A Rossland resident will be marking a century this weekend and invites everyone to come celebrate.
Dorothy McCann turns 100 on Saturday.
Despite her age, McCann is a vibrant, sharp lady who enjoys playing cards with her daughter, Irene Dixon, on weekends.
“We’ll play cards for four hours each day,” Dixon said. “That’s what’s kept her mind sharp. You’d have trouble to beat her. She’s good.”
She was born in Birtil, Sask. in 1911 at her parents’ farm house, which McCann said was the norm back then.
“That’s how it was in those years,” she said. “I don’t know whether dad went and got the doctor or not, but we weren’t born at the hospital, that’s for sure. We did have a midwife stay with us for a few days.”
McCann was 59 when she and her husband, Mac, bought the Allan Hotel and moved to Rossland. The Allan used to be on Columbia Avenue.
They operated the hotel for over three years.
“Us women put our names on the license and we went in there and helped serve beer at times,” she said, of her time at the hotel.
They then sold that building and moved to the coast in order to sell a house they had there.
The move didn’t last long, however, and within three months they were back in Rossland, this time getting into the clothing business.
“Weiner had been after us before we even left here to take over the Weiner’s clothing store,” she said. “We didn’t know whether we wanted to do that or not. He came down while we were still in the house (on the coast) before it sold down there and talked us into coming back. So, Mac, he came back and settled it.”
They sold the house on the coast and McCann joined her husband back in Rossland, now at the Weiner’s clothing store.

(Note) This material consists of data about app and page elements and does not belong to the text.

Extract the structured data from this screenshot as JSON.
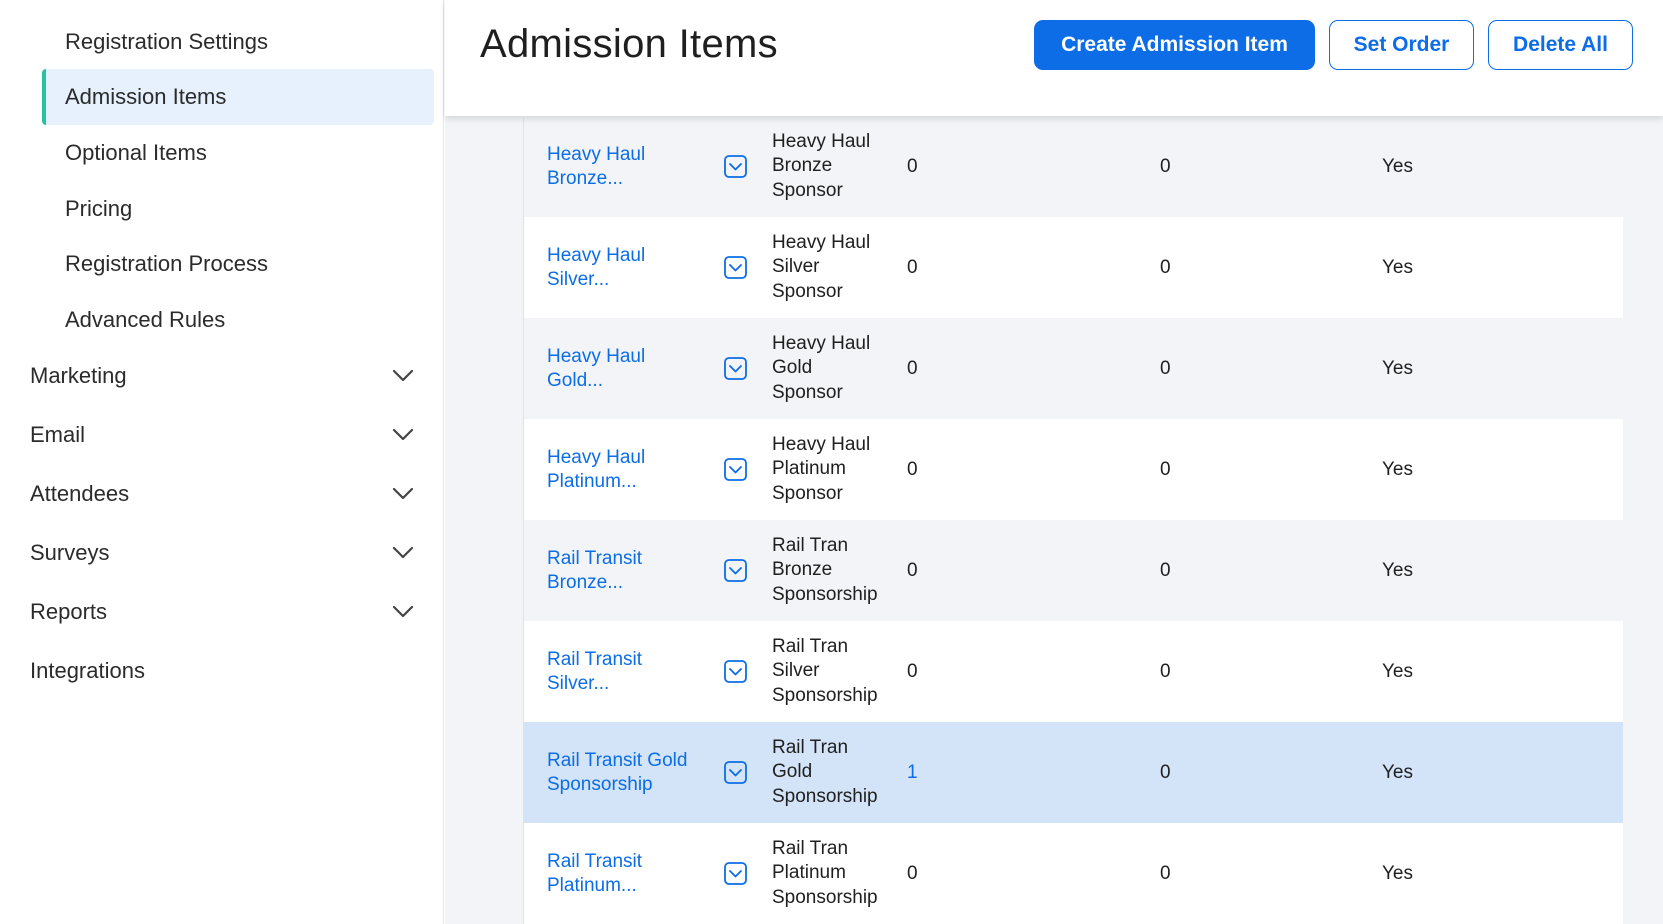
{
  "sidebar": {
    "sub_items": [
      {
        "label": "Registration Settings"
      },
      {
        "label": "Admission Items",
        "active": true
      },
      {
        "label": "Optional Items"
      },
      {
        "label": "Pricing"
      },
      {
        "label": "Registration Process"
      },
      {
        "label": "Advanced Rules"
      }
    ],
    "nav_items": [
      {
        "label": "Marketing",
        "icon": "chevron-down-icon"
      },
      {
        "label": "Email",
        "icon": "chevron-down-icon"
      },
      {
        "label": "Attendees",
        "icon": "chevron-down-icon"
      },
      {
        "label": "Surveys",
        "icon": "chevron-down-icon"
      },
      {
        "label": "Reports",
        "icon": "chevron-down-icon"
      },
      {
        "label": "Integrations"
      }
    ],
    "active_accent": "#27c1a3"
  },
  "header": {
    "title": "Admission Items",
    "create_label": "Create Admission Item",
    "set_order_label": "Set Order",
    "delete_all_label": "Delete All"
  },
  "colors": {
    "primary": "#0c6de6",
    "selected_row": "#d3e4f8",
    "shaded_row": "#f2f4f7"
  },
  "table": {
    "rows": [
      {
        "name": "Heavy Haul Bronze...",
        "name_lines": [
          "Heavy Haul",
          "Bronze..."
        ],
        "desc_lines": [
          "Heavy Haul",
          "Bronze",
          "Sponsor"
        ],
        "count": "0",
        "count2": "0",
        "active": "Yes"
      },
      {
        "name": "Heavy Haul Silver...",
        "name_lines": [
          "Heavy Haul",
          "Silver..."
        ],
        "desc_lines": [
          "Heavy Haul",
          "Silver",
          "Sponsor"
        ],
        "count": "0",
        "count2": "0",
        "active": "Yes"
      },
      {
        "name": "Heavy Haul Gold...",
        "name_lines": [
          "Heavy Haul",
          "Gold..."
        ],
        "desc_lines": [
          "Heavy Haul",
          "Gold",
          "Sponsor"
        ],
        "count": "0",
        "count2": "0",
        "active": "Yes"
      },
      {
        "name": "Heavy Haul Platinum...",
        "name_lines": [
          "Heavy Haul",
          "Platinum..."
        ],
        "desc_lines": [
          "Heavy Haul",
          "Platinum",
          "Sponsor"
        ],
        "count": "0",
        "count2": "0",
        "active": "Yes"
      },
      {
        "name": "Rail Transit Bronze...",
        "name_lines": [
          "Rail Transit",
          "Bronze..."
        ],
        "desc_lines": [
          "Rail Tran",
          "Bronze",
          "Sponsorship"
        ],
        "count": "0",
        "count2": "0",
        "active": "Yes"
      },
      {
        "name": "Rail Transit Silver...",
        "name_lines": [
          "Rail Transit",
          "Silver..."
        ],
        "desc_lines": [
          "Rail Tran",
          "Silver",
          "Sponsorship"
        ],
        "count": "0",
        "count2": "0",
        "active": "Yes"
      },
      {
        "name": "Rail Transit Gold Sponsorship",
        "name_lines": [
          "Rail Transit Gold",
          "Sponsorship"
        ],
        "desc_lines": [
          "Rail Tran",
          "Gold",
          "Sponsorship"
        ],
        "count": "1",
        "count2": "0",
        "active": "Yes",
        "selected": true
      },
      {
        "name": "Rail Transit Platinum...",
        "name_lines": [
          "Rail Transit",
          "Platinum..."
        ],
        "desc_lines": [
          "Rail Tran",
          "Platinum",
          "Sponsorship"
        ],
        "count": "0",
        "count2": "0",
        "active": "Yes"
      }
    ]
  }
}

“I guess we were there four years,” she estimated.
They sold the store in 1966 to the Lyster family and it became Lyster’s clothing store.
“We had a house on Columbia, we sold that,” she said. It went along with the store.
They owned the last house before going up Black Bear hill on the right.
“So when we sold that (the clothing store) we sold the house to them and we moved back to the coast.”
It was not until 1997 that they came back to Rossland and lived in the LeRoi apartments for a year until the Esling Park Lodge was finished.
“They were in here on the ground floor,” Dixon said. “Before it was even built they got in on it.”
The condos in the building were originally meant to be purchased and owned by the dwellers, but didn’t get enough purchasers and so became rentals.
“We all bought in. We were supposed to own these apartments, but you couldn’t get enough people to come in to them. So it went rental,” she said.
Mac passed away in 2000.
“We were here (in the building) just a year and a half before he passed away,” she said. “He died in March and if he’d have lived another two years, we’d have been married 65 years. We had a good celebration on our 50th anniversary and we celebrated our 40th.”
The reason the family originally left Saskatchewan was because Mac’s brother had a farm in White Rock.
“He had daffodil bulbs and he wanted somebody to look after them,” she said. “So we came out to look after them. We had our own cows, chickens. We sold eggs to the hatchery.”
Mac had been in the air force for two and a half years, but didn’t go overseas. He was stationed at the Queen Charlotte Islands for nine months. Then when he came out of there they built a house in Birtil.
“We lived there until 1948, when we came out to the coast. We had our four children then. We were going to stay there. Then when this other thing came up about bulbs, we came out here,” she said, estimating she’s moved more than 14 times in her life.
“But we always seemed to better ourselves by doing it.”
McCann grew up with three sisters and a brother.
“My brother just passed away two years ago and he was 95,” she said. “My oldest sister was 90 and I think Rita was 85 when she passed away.”
Though McCann says she hasn’t had a career, that isn’t to say she hasn’t worked. Aside from putting in time at the various places they owned, she also raised four children.
McCann never had a car, since it was never convenient.
The one time she tried driving resulted in a flattened fence on their farm.
She also learned to swim when she was 70 and to ride a bike at 72.
She had four children: three boys and one girl. One of her sons, Arnie, lives in Cranbrook; another, Bill, in California. They will be here for the party on Saturday. Her other son, Art, passed away in 1985.
“I have seven grandchildren and I have about six or seven great-grandchildren. I have one great great granddaughter. She’s four months old.”
The open house is from 1-3 p.m. on Saturday at the Rossland Legion Hall and everyone is invited.